Every line containing the word "name" must be pulled from the records.

ENTRIES SUPPLIED |

....

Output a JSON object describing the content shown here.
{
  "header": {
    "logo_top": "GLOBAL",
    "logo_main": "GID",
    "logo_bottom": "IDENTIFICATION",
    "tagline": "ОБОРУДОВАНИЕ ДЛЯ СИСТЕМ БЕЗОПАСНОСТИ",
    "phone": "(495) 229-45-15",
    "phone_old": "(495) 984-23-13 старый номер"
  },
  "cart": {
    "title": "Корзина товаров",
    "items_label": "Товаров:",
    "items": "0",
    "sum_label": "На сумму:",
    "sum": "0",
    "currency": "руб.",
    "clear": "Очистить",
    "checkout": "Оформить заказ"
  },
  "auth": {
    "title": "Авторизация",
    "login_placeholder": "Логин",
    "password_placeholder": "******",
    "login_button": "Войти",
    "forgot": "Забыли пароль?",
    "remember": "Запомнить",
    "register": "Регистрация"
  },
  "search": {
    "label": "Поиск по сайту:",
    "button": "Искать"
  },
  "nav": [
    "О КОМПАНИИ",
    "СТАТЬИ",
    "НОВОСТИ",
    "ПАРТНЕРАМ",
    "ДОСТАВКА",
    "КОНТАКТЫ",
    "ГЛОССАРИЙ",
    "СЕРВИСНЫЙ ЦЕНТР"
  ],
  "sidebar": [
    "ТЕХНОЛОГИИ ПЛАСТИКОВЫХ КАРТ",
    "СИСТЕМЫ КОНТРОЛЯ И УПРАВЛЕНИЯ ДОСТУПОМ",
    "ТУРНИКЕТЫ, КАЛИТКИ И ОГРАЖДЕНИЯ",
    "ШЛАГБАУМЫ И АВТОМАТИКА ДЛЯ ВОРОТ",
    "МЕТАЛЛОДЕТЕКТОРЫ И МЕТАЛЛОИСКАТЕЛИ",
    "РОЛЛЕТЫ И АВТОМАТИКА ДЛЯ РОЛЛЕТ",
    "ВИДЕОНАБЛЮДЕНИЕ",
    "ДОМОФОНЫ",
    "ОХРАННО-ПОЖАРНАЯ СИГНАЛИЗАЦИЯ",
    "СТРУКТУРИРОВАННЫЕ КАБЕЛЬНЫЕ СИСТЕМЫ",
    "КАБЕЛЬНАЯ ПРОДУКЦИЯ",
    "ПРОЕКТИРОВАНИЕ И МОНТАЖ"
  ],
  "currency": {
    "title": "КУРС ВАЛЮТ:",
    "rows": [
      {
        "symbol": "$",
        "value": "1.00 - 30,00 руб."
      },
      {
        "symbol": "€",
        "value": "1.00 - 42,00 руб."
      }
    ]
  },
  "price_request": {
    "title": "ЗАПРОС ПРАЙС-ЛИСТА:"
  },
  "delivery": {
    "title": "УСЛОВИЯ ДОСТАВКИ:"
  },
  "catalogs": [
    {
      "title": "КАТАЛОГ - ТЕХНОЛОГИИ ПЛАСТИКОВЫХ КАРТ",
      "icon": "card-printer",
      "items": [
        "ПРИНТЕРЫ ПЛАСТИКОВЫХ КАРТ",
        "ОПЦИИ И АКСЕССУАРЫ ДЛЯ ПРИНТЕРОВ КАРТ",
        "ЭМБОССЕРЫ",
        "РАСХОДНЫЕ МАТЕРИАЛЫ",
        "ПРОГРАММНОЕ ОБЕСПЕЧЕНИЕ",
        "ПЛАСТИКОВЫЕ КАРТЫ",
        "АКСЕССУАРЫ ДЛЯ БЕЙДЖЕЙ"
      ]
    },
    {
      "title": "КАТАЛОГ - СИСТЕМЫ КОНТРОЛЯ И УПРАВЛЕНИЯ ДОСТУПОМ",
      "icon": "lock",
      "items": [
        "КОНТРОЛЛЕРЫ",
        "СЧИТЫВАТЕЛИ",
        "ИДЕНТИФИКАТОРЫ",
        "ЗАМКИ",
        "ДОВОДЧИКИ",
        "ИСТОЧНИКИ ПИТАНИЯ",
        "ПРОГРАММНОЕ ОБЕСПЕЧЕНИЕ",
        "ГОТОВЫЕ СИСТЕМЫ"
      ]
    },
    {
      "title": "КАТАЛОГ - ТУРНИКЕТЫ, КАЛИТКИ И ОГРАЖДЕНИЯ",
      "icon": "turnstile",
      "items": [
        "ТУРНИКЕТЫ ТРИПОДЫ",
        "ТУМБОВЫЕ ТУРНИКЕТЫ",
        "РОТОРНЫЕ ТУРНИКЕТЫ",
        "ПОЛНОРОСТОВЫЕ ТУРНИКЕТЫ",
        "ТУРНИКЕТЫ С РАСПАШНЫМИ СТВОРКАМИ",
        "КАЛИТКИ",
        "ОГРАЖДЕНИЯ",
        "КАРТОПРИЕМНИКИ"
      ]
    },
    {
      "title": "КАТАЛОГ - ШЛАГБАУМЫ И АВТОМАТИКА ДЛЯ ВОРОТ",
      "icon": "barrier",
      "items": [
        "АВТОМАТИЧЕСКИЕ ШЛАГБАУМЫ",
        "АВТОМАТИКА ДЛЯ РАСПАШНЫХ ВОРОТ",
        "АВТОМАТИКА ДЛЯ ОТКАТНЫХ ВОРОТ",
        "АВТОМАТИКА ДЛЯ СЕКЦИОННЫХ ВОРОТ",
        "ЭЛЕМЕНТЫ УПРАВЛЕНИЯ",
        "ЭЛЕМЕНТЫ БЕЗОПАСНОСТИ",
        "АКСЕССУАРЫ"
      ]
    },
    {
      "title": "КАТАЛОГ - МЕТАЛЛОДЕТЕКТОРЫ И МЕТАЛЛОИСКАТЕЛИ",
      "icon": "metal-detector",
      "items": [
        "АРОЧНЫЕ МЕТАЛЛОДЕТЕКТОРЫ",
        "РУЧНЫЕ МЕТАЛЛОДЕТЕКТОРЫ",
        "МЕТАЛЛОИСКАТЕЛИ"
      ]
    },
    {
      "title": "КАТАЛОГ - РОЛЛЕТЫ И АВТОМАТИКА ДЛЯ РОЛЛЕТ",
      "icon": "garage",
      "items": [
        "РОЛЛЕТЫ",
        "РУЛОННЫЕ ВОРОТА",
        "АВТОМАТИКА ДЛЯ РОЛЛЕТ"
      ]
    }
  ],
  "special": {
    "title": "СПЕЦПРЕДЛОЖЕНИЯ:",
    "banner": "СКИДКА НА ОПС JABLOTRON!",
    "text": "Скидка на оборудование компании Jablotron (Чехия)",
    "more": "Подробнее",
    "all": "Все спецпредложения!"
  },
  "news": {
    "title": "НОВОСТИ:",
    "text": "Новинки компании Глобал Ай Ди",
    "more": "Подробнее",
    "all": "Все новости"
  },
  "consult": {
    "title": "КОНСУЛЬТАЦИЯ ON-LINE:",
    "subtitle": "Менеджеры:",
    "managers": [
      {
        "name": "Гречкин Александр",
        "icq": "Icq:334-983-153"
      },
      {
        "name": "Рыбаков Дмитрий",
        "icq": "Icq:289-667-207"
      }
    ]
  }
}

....

EXPECTED ANSWER |
        "name": "Гречкин Александр",
        "name": "Рыбаков Дмитрий",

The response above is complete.